Mary Elliott Flanery
Mary E. Flanery was a journalist, suffragist, and politician. Born 1867 in Carter County (now Elliott County), she wrote for Ashland Daily Independent, 1904-26; also taught in Elliott and Carter counties. Chosen in 1924 as delegate to the Democratic National Convention, New York City. In addition to public life, she and her husband reared five children. Buried, Ashland Cementery.
Erected 2004 by Democratic Womans Club of Kentucky, the Kentucky Historical Society, and the Kentucky Department of Highways. (Marker Number 2136.)
Topics. This historical marker is listed in these topic lists: Education • Government & Politics • Women. A significant historical year for this entry is 1921.

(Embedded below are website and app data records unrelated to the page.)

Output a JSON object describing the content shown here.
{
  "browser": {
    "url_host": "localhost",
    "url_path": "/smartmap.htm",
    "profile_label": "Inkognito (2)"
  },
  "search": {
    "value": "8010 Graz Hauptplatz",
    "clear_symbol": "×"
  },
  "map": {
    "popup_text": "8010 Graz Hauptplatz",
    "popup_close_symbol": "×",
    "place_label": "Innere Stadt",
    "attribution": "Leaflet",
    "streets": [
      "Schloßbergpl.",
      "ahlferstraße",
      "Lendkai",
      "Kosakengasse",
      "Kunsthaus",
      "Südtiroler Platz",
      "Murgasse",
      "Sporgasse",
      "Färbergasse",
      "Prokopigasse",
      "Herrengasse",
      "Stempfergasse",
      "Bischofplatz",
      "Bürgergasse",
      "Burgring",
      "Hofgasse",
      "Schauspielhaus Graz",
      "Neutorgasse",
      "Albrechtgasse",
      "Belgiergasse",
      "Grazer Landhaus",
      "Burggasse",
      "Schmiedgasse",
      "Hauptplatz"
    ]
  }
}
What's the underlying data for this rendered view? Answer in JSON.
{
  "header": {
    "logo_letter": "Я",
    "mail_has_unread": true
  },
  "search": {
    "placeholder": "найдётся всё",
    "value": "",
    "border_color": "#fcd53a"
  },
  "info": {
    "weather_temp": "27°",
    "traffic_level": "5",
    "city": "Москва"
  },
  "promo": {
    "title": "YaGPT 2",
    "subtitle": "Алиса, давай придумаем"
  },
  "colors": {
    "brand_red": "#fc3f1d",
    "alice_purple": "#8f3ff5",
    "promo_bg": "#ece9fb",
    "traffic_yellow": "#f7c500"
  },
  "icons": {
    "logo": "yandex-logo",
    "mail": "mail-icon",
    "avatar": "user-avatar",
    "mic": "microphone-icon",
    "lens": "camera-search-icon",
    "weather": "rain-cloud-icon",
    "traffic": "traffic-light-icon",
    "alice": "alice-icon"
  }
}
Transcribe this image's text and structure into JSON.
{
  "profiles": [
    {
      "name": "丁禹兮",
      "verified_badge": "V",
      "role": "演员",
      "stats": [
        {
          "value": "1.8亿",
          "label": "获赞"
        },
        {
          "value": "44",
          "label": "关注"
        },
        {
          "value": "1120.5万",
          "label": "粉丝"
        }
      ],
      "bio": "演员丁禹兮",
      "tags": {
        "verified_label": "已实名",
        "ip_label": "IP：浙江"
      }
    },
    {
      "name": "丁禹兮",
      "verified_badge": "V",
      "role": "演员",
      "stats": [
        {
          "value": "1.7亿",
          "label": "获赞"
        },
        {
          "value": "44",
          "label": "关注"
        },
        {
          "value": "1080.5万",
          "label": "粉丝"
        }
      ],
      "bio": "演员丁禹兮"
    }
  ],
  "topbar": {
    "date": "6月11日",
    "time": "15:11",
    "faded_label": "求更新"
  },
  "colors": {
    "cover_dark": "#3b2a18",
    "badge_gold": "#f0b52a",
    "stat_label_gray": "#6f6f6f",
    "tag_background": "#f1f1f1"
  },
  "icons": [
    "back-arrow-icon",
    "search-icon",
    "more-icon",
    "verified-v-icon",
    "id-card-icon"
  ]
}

Location. 38° 24.959′ N, 82° 35.942′ Touch for map. Marker is at or near this postal address: 2716 Panola St, Catlettsburg KY 41129, United States of America. Touch for directions.
Other nearby markers. At least 8 other markers are within walking distance of this marker. Judge John M. Elliott (within shouting distance of this marker); Country Music Highway (about 300 feet away, measured in a direct line); Chesapeake & Ohio Passenger Station (about 400 feet away); County Named, 1860 (about 500 feet away); Civil War Army Base (about 600 feet away); William Davidson (approx. 0.6 miles away in Ohio); Dreamland Pool (approx. one mile away in West Virginia); West Virginia (Wayne County) / Kentucky (approx. one mile away in West Virginia). Touch for a list and map of all markers in Catlettsburg.
Also see . . . Wikipedia Entry. “After women gained suffrage in Kentucky, in 1921, Flanery ran as the Democratic party candidate for a seat in the Kentucky House of Representative from the 89th District representing Boyd County, Kentucky and won by a 250-vote margin. When Flanery took her seat in the lower house of the General Assembly in January 1922, she was the first female state legislator elected in Kentucky and the first female legislator elected south of the Mason–Dixon line. As an legislator, Flanery continued her advocacy for women’s rights. She urged her colleagues to (Submitted on November 10, 2018.)
Credits. This page was last revised on December 4, 2022. It was originally submitted on November 10, 2018, by J. J. Prats of Powell, Ohio. This page has been viewed 412 times since then and 85 times this year. Photos: 1, 2, 3. submitted on November 10, 2018, by J. J. Prats of Powell, Ohio. 4. submitted on November 30, 2022, by Duane and Tracy Marsteller of Murfreesboro, Tennessee.